The truism that great poets never die does not diminish the interest of Samantha Matthews's Poetical Remains: Poets' Graves, Bodies, and Books in the Nineteenth Century. Matthews's book combines a rigorous and engaging reception history with a historiography of the body of the kind that has interested many scholars working in the wake of Michel Foucault. Matthews offers us detailed accounts of the textual and biological remains of ten important Romantic and Victorian poets: Robert Burns, Mary Tighe, Felicia Hemans, John Keats, Percy Bysshe Shelley, William Wordsworth, Thomas Hood, Dante Gabriel Rossetti, Robert Browning, and Alfred Tennyson. In these, she considers the intersection between poets' verse and their post-mortem treatment by the cultures that read them.
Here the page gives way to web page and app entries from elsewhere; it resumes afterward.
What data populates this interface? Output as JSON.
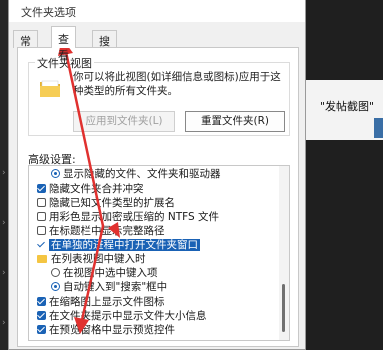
{
  "background": {
    "right_text": "\"发帖截图\""
  },
  "dialog": {
    "title": "文件夹选项",
    "tabs": [
      {
        "label": "常规",
        "active": false
      },
      {
        "label": "查看",
        "active": true
      },
      {
        "label": "搜索",
        "active": false
      }
    ],
    "folder_view": {
      "group_title": "文件夹视图",
      "description": "你可以将此视图(如详细信息或图标)应用于这种类型的所有文件夹。",
      "apply_button": "应用到文件夹(L)",
      "reset_button": "重置文件夹(R)"
    },
    "advanced": {
      "label": "高级设置:",
      "items": [
        {
          "type": "radio",
          "checked": true,
          "label": "显示隐藏的文件、文件夹和驱动器",
          "indent": 1
        },
        {
          "type": "checkbox",
          "checked": true,
          "label": "隐藏文件夹合并冲突",
          "indent": 0
        },
        {
          "type": "checkbox",
          "checked": false,
          "label": "隐藏已知文件类型的扩展名",
          "indent": 0
        },
        {
          "type": "checkbox",
          "checked": false,
          "label": "用彩色显示加密或压缩的 NTFS 文件",
          "indent": 0
        },
        {
          "type": "checkbox",
          "checked": false,
          "label": "在标题栏中显示完整路径",
          "indent": 0
        },
        {
          "type": "checkbox",
          "checked": true,
          "label": "在单独的进程中打开文件夹窗口",
          "indent": 0,
          "selected": true
        },
        {
          "type": "folder",
          "label": "在列表视图中键入时",
          "indent": 0
        },
        {
          "type": "radio",
          "checked": false,
          "label": "在视图中选中键入项",
          "indent": 1
        },
        {
          "type": "radio",
          "checked": true,
          "label": "自动键入到\"搜索\"框中",
          "indent": 1
        },
        {
          "type": "checkbox",
          "checked": true,
          "label": "在缩略图上显示文件图标",
          "indent": 0
        },
        {
          "type": "checkbox",
          "checked": true,
          "label": "在文件夹提示中显示文件大小信息",
          "indent": 0
        },
        {
          "type": "checkbox",
          "checked": true,
          "label": "在预览窗格中显示预览控件",
          "indent": 0
        }
      ]
    }
  },
  "colors": {
    "accent": "#1a62b5",
    "annotation": "#e0312f"
  }
}
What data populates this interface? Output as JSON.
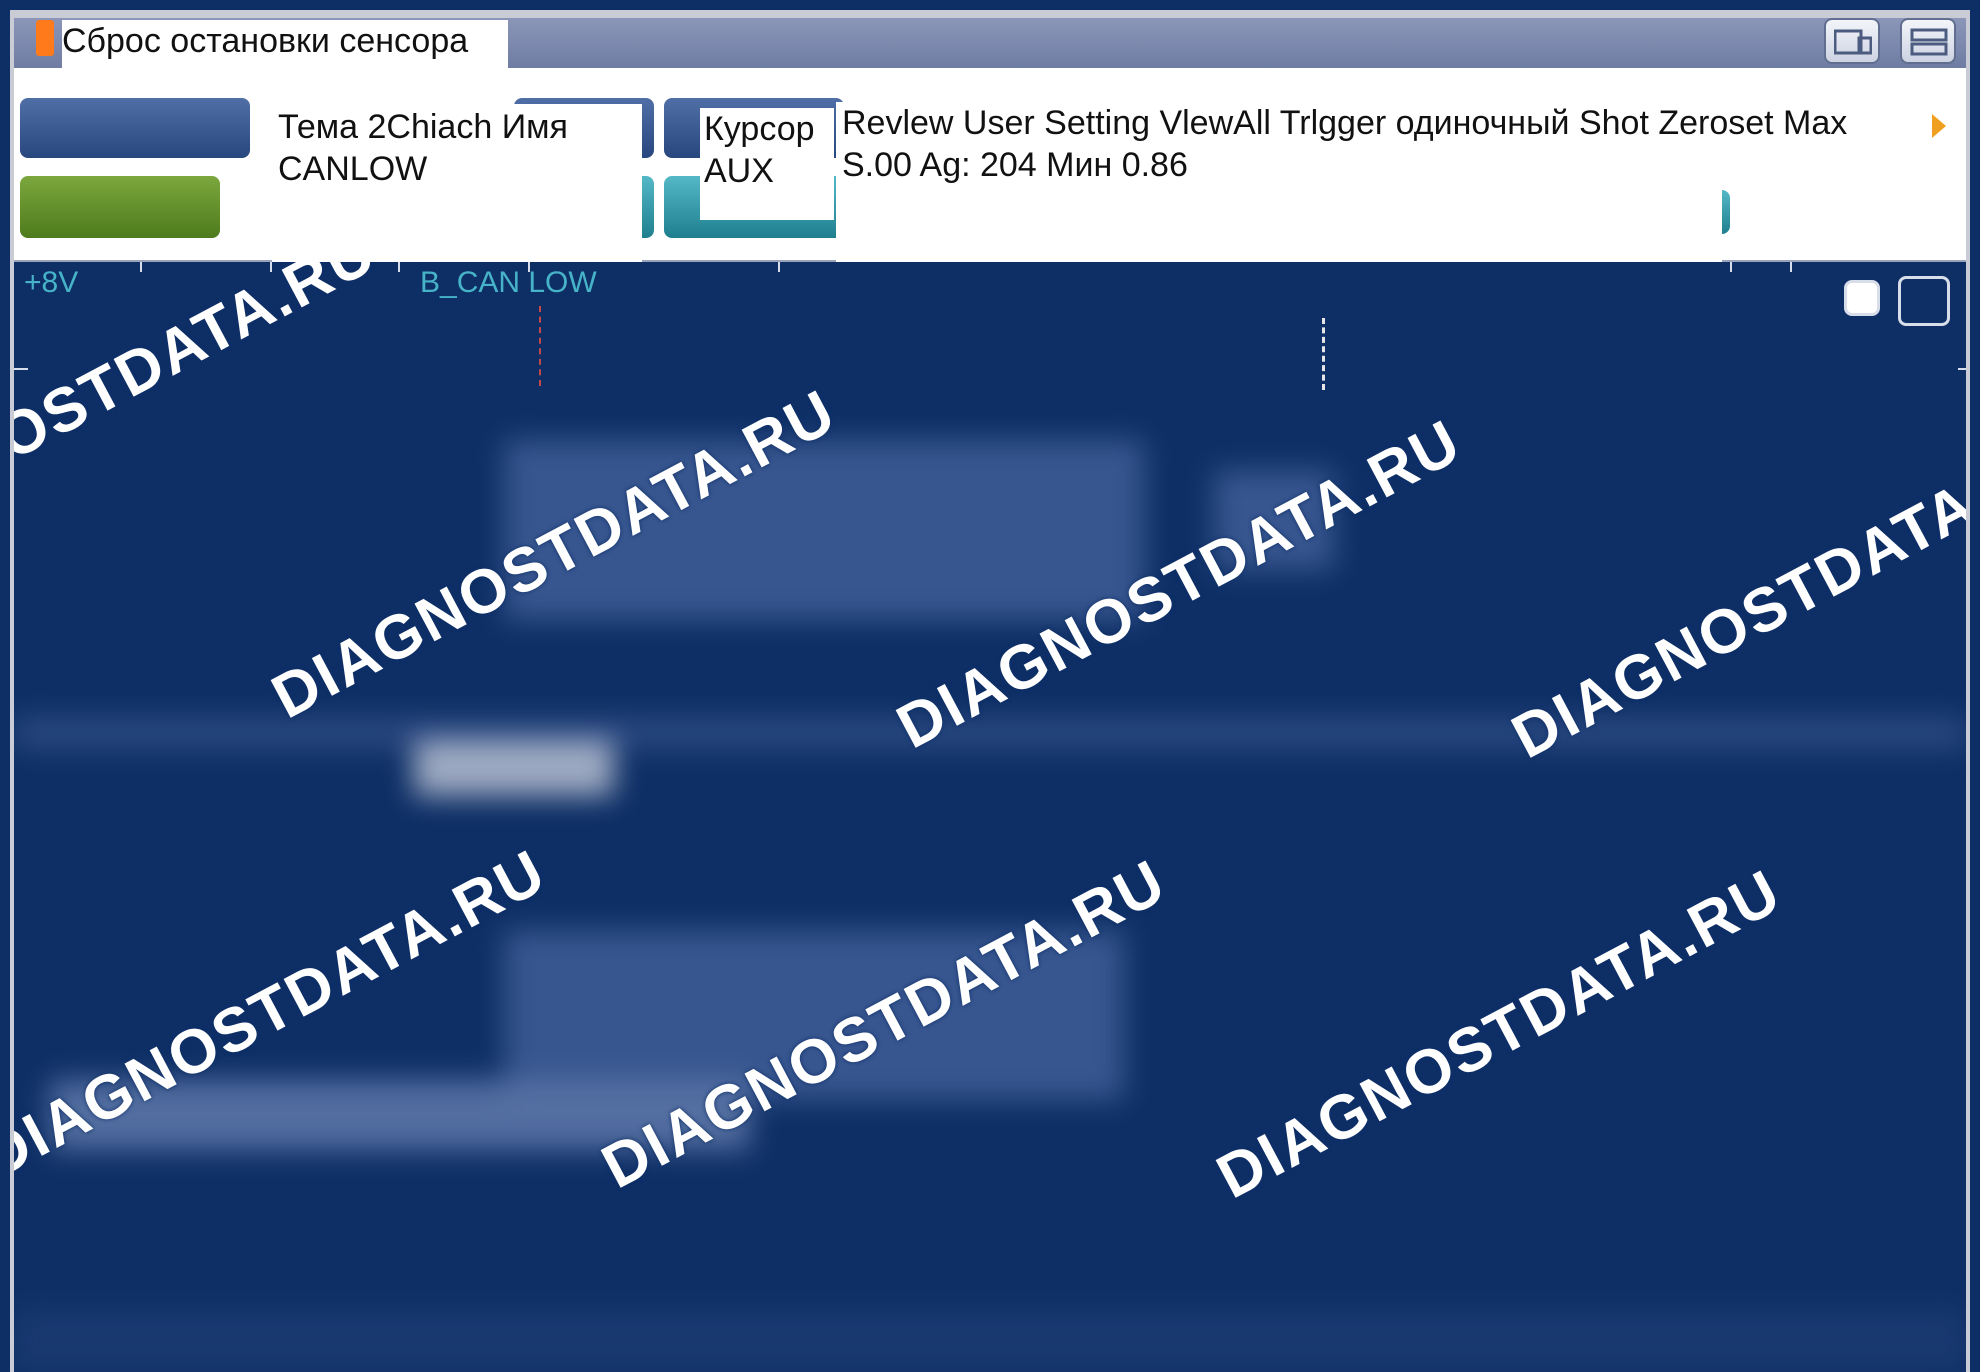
{
  "window": {
    "title": "Сброс остановки сенсора осциллографа"
  },
  "theme_popup": {
    "line1": "Тема 2Chiach Имя",
    "line2": "CANLOW"
  },
  "cursor_popup": {
    "line1": "Курсор",
    "line2": "AUX"
  },
  "view_popup": {
    "line1": "Revlew User Setting VlewAll Trlgger одиночный Shot Zeroset Max",
    "line2": "S.00 Ag: 204 Мин 0.86"
  },
  "scope": {
    "voltage_label": "+8V",
    "channel_label": "B_CAN LOW"
  },
  "watermark": "DIAGNOSTDATA.RU",
  "colors": {
    "background": "#0e2f66",
    "accent_orange": "#ff7a1a",
    "channel_label": "#47b3c8"
  }
}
Matthews takes for an exemplar the unfortunate case of Rossetti, whose grief at the loss of his wife prompted him to inter her with a unique manuscript of his poems, and whose subsequent recovery from grief prompted him to disinter her in order to get the poems back. For Matthews, this grisly episode epitomizes Romanticism's recurring desire to embody its ideas of poetry and literary inspiration. The impulse is a Gothic one: neither Renaissance nor Neoclassical poets practiced so distinctive a cult of the body. Shakespeare may have tossed a quill into Spenser's coffin, but he did not toss in his only copy of Othello. On the contrary, the very art of Shakespeare's Sonnet LV ("Not marble nor the gilded monuments / Of princes shall outlive this powerful rhyme") relies on a clear distinction between immaterial and material remains, between immortal and mortal bodies. The Romantics resisted such a distinction, seeking to refigure the connection between a poet's body and work. Simply put, Rossetti's gesture contradicts the logic of Sonnet LV. [End Page 555]
Poetical Remains thus illuminates an important juncture in the cultural negotiation of poetic corpora, and it describes in fascinating detail the industry that grows up around it (and that even today will direct us to these gravesites). Matthews is particularly good at recounting the deliberations of this industry as they took place between the poet's personal survivors or literary heirs and other cultural institutions: periodical presses, churches, governments. Mary Shelley quarrels with Leigh Hunt over her husband's calcified heart when it apparently survives the flames of his cremation. The exiled remains of Keats and (the rest of) Shelley serve as a reproach to the nation that failed to appreciate them in life. Hood finds himself buried in the bourgeois Kensal Green as a (backward) tribute to his famous "Song of the Shirt" (1843). Browning's burial in Westminster Abbey's "Poets' Corner" requires pacifying those who feel he should lie in Italy alongside his wife, Elizabeth Barrett Browning, and those who feel that her coffin should be brought to Westminster to lie with him. Finally, as though overcompensating for faux pas marking the above-mentioned episodes, Tennyson's funeral entails such heroic pomp that poetry itself becomes curiously lost. As Edmund Gosse put it: "The whole thing was enormous, crushing, exceedingly well-done, national and prosaic" (283).
The book also affords a rich historical context for the vast number of poems written on or about gravesites, an important aspect of nineteenth-century poetic culture. The recent renewal of interest in Victorian women's poetry, for instance, has often focused on tribute poems as links in a chain of literary influence: Hemans on Tighe, L.E.L. on Hemans, Barrett Browning on L.E.L. on Hemans, Christina Rossetti on L.E.L. and Barrett Browning, Michael Field on Christina Rossetti. Matthews offers a vivid sense of how difficult it could be for women to fashion memorial tributes in a culture that had fixed expectations of both female death (in Christian resignation) and its lyric expression (in pastoral elegy). "The Grave of a Poetess" (1828), Hemans's pastoral tribute to Tighe's modest genius, stands in striking contrast to Tighe's actual mausoleum, which is large, obtrusive, and...